§ **Exercise**:
Every entry must be repeated exactly in the answer.

§ **Record set**:
-=-=-=-=-

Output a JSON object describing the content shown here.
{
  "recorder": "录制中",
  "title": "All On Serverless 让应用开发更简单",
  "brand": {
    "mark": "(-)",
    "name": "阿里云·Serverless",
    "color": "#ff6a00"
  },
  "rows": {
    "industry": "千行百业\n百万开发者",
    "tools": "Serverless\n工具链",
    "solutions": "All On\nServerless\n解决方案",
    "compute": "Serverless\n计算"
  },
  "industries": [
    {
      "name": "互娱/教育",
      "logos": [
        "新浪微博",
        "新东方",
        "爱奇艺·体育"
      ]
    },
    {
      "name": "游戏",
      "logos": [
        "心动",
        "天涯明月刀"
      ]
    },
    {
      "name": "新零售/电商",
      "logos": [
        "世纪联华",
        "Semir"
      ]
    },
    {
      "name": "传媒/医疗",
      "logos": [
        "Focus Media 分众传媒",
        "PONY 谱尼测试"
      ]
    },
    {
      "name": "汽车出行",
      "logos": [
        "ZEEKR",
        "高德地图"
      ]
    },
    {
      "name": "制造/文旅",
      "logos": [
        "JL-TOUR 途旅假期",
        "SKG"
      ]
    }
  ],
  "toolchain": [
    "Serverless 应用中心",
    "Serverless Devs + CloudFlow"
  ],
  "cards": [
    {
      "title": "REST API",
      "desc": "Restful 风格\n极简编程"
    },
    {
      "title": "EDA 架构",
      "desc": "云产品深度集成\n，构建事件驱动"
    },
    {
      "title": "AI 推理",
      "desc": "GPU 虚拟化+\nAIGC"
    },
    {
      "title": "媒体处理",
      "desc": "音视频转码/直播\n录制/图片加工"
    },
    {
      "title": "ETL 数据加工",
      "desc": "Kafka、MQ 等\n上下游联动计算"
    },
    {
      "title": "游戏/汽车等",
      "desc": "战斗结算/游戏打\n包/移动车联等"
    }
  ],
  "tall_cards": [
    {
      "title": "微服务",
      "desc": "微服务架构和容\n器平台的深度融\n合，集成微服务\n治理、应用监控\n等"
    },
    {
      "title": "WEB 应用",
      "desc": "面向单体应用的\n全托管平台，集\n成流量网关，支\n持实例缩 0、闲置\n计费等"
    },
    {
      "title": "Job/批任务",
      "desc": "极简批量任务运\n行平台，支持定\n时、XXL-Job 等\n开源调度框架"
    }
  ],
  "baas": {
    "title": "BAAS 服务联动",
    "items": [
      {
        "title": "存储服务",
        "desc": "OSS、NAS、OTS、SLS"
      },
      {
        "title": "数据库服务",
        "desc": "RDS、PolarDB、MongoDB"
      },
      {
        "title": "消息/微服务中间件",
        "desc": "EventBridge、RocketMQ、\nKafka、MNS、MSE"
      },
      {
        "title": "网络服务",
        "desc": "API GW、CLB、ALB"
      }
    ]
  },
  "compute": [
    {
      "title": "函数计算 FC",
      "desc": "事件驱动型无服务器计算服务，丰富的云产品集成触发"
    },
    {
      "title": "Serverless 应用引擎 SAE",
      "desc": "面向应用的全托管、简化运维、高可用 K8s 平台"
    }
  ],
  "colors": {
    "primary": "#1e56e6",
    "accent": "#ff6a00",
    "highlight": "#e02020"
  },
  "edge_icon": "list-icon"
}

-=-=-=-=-

§ **Answer**:
Output a JSON object describing the content shown here.
{
  "recorder": "录制中",
  "title": "All On Serverless 让应用开发更简单",
  "brand": {
    "mark": "(-)",
    "name": "阿里云·Serverless",
    "color": "#ff6a00"
  },
  "rows": {
    "industry": "千行百业\n百万开发者",
    "tools": "Serverless\n工具链",
    "solutions": "All On\nServerless\n解决方案",
    "compute": "Serverless\n计算"
  },
  "industries": [
    {
      "name": "互娱/教育",
      "logos": [
        "新浪微博",
        "新东方",
        "爱奇艺·体育"
      ]
    },
    {
      "name": "游戏",
      "logos": [
        "心动",
        "天涯明月刀"
      ]
    },
    {
      "name": "新零售/电商",
      "logos": [
        "世纪联华",
        "Semir"
      ]
    },
    {
      "name": "传媒/医疗",
      "logos": [
        "Focus Media 分众传媒",
        "PONY 谱尼测试"
      ]
    },
    {
      "name": "汽车出行",
      "logos": [
        "ZEEKR",
        "高德地图"
      ]
    },
    {
      "name": "制造/文旅",
      "logos": [
        "JL-TOUR 途旅假期",
        "SKG"
      ]
    }
  ],
  "toolchain": [
    "Serverless 应用中心",
    "Serverless Devs + CloudFlow"
  ],
  "cards": [
    {
      "title": "REST API",
      "desc": "Restful 风格\n极简编程"
    },
    {
      "title": "EDA 架构",
      "desc": "云产品深度集成\n，构建事件驱动"
    },
    {
      "title": "AI 推理",
      "desc": "GPU 虚拟化+\nAIGC"
    },
    {
      "title": "媒体处理",
      "desc": "音视频转码/直播\n录制/图片加工"
    },
    {
      "title": "ETL 数据加工",
      "desc": "Kafka、MQ 等\n上下游联动计算"
    },
    {
      "title": "游戏/汽车等",
      "desc": "战斗结算/游戏打\n包/移动车联等"
    }
  ],
  "tall_cards": [
    {
      "title": "微服务",
      "desc": "微服务架构和容\n器平台的深度融\n合，集成微服务\n治理、应用监控\n等"
    },
    {
      "title": "WEB 应用",
      "desc": "面向单体应用的\n全托管平台，集\n成流量网关，支\n持实例缩 0、闲置\n计费等"
    },
    {
      "title": "Job/批任务",
      "desc": "极简批量任务运\n行平台，支持定\n时、XXL-Job 等\n开源调度框架"
    }
  ],
  "baas": {
    "title": "BAAS 服务联动",
    "items": [
      {
        "title": "存储服务",
        "desc": "OSS、NAS、OTS、SLS"
      },
      {
        "title": "数据库服务",
        "desc": "RDS、PolarDB、MongoDB"
      },
      {
        "title": "消息/微服务中间件",
        "desc": "EventBridge、RocketMQ、\nKafka、MNS、MSE"
      },
      {
        "title": "网络服务",
        "desc": "API GW、CLB、ALB"
      }
    ]
  },
  "compute": [
    {
      "title": "函数计算 FC",
      "desc": "事件驱动型无服务器计算服务，丰富的云产品集成触发"
    },
    {
      "title": "Serverless 应用引擎 SAE",
      "desc": "面向应用的全托管、简化运维、高可用 K8s 平台"
    }
  ],
  "colors": {
    "primary": "#1e56e6",
    "accent": "#ff6a00",
    "highlight": "#e02020"
  },
  "edge_icon": "list-icon"
}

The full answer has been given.